Just one mention: James had to do a couple of rounds of steroids, and he blew up to be the cutest, cutest thing imaginable. At first he thought in taking the pills he’d gain major muscle and buffly bulk up; alas for him, it wasn’t the case. Rather, he packed on the pounds to be like a chubby cherub, with a big bulbous belly and portly, plump cheeks. Combined with his hairless head and bubbly blue eyes (the steroids lessened his pupils so the irises dominated) you just wanted to hug and squeeze him. 

And he ate. And ate. And ate. He was ravenous all the time, even after annihilating a stack of pancakes or a mammoth mound of noodles. Mum was constantly preparing food for James and his grumbling gut. One night he even woke her up at 2am. “I’m hungry,” he declared. This wasn’t a midnight snack; Deb had to proceed to bustle him a banquet to satisfy his stomach. 

James was completely cleared and deemed cancer free at the beginning of 2013 (he completed treatment years before, but routine check ups to safeguard no funny business was going on in his blood was a regular). The Wortman fam went out for some bevvys to celebrate, then him and I went out for dinner. “How do you feel?” I asked him. “I feel empty,” he said. “Like, it’s gone.”

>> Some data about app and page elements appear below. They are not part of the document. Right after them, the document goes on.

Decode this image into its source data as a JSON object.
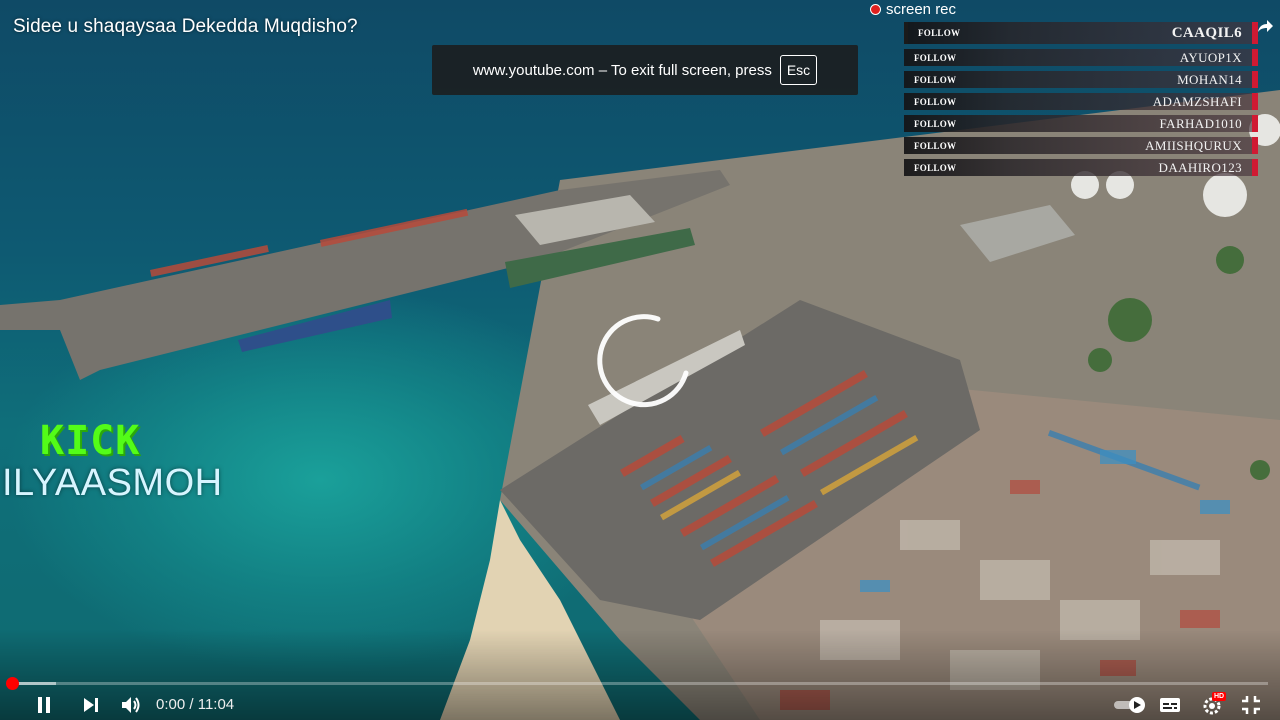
{
  "video": {
    "title": "Sidee u shaqaysaa Dekedda Muqdisho?",
    "current_time": "0:00",
    "duration": "11:04",
    "time_separator": "/",
    "progress_fraction": 0.0,
    "buffered_fraction": 0.035
  },
  "fullscreen_toast": {
    "message": "www.youtube.com – To exit full screen, press",
    "key": "Esc"
  },
  "screenrec": {
    "label": "screen rec"
  },
  "follow_overlay": {
    "rows": [
      {
        "label": "FOLLOW",
        "name": "CAAQIL6"
      },
      {
        "label": "FOLLOW",
        "name": "AYUOP1X"
      },
      {
        "label": "FOLLOW",
        "name": "MOHAN14"
      },
      {
        "label": "FOLLOW",
        "name": "ADAMZSHAFI"
      },
      {
        "label": "FOLLOW",
        "name": "FARHAD1010"
      },
      {
        "label": "FOLLOW",
        "name": "AMIISHQURUX"
      },
      {
        "label": "FOLLOW",
        "name": "DAAHIRO123"
      }
    ],
    "accent_color": "#d01a33"
  },
  "kick_overlay": {
    "logo_text": "KICK",
    "username": "ILYAASMOH",
    "logo_color": "#53fc18"
  },
  "controls": {
    "pause_icon": "pause-icon",
    "next_icon": "next-icon",
    "volume_icon": "volume-icon",
    "autoplay_icon": "autoplay-toggle-icon",
    "subtitles_icon": "subtitles-icon",
    "settings_icon": "settings-gear-icon",
    "settings_badge": "HD",
    "exit_fullscreen_icon": "exit-fullscreen-icon"
  },
  "colors": {
    "progress_played": "#ff0000",
    "badge_red": "#e0201e"
  }
}
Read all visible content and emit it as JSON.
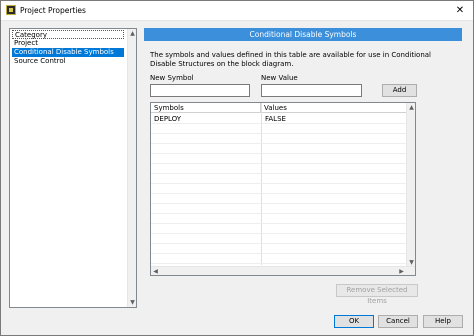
{
  "window": {
    "title": "Project Properties",
    "close_glyph": "✕"
  },
  "sidebar": {
    "header": "Category",
    "items": [
      {
        "label": "Project",
        "selected": false
      },
      {
        "label": "Conditional Disable Symbols",
        "selected": true
      },
      {
        "label": "Source Control",
        "selected": false
      }
    ]
  },
  "main": {
    "banner": "Conditional Disable Symbols",
    "description": "The symbols and values defined in this table are available for use in Conditional Disable Structures on the block diagram.",
    "new_symbol_label": "New Symbol",
    "new_symbol_value": "",
    "new_value_label": "New Value",
    "new_value_value": "",
    "add_label": "Add",
    "table": {
      "columns": [
        "Symbols",
        "Values"
      ],
      "rows": [
        {
          "symbol": "DEPLOY",
          "value": "FALSE"
        }
      ]
    },
    "remove_label": "Remove Selected Items"
  },
  "footer": {
    "ok": "OK",
    "cancel": "Cancel",
    "help": "Help"
  },
  "colors": {
    "accent": "#0078d7",
    "banner": "#3c8fdb"
  },
  "icons": {
    "app": "labview-project-icon",
    "scroll_up": "▲",
    "scroll_down": "▼",
    "scroll_left": "◀",
    "scroll_right": "▶"
  }
}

I’m fiercely protective of James. That kid is more precious than anything else in my life, even my adored hiking boots (yes, that much). I’ve always maintained that if I was ever to wed, he’d be my one and only bridesmaid. 
I trust him with anything. He knows my darkest secrets, my deepest fears, my ridiculous dreams. We are extremely alike in some regards; both able to detach ourselves from sad situations to be numb, both the same when it comes to views and roles in relationships, both with the same humour (though he is far, far funnier and more witty than I). We never fight or get mad at each other; I may piss him off or vice versa now and then, but it is far and few between and never goes beyond an epigrammatic “Fuck off.”


He can mock me about the things I’m most self conscious about and I just laugh. Cripes, if anyone else termed me “Teen Wolf” in relation to my much-detested facial hair or “Donald Trump” in reference to my bouffant hairdo (growing out a pixie cut is a bitch) they’d be quick-smartly served a backhand. 

I always break out into uncontrollable cachinnations remembering once, probably about five years ago now, when he informed me that Elvis Presley had died on the toilet.

“I wonder, if that was you Poppy, what way would you be facing?” 

I looked at him puzzled for a beat until it clicked. The bastard; he was referring to my battle with bulimia. 

I still maintain that was one of his best ever cracks. 

So James Michael Wortman. HorseManDog. The Wort. Bulbasaur. 

I couldn’t be prouder of the lad. It sounds so corny (I highly dislike that word, but “cheesy” has already been utilised above and I am eradicating “gay” from my vocabulary in such a context) but he’s not just my brother. 

He’s my best friend. 

Leave a Reply

Fill in your details below or click an icon to log in:

WordPress.com Logo

You are commenting using your WordPress.com account. Log Out /  Change )

Google photo

You are commenting using your Google account. Log Out /  Change )

Twitter picture

You are commenting using your Twitter account. Log Out /  Change )

Facebook photo

You are commenting using your Facebook account. Log Out /  Change )

Connecting to %s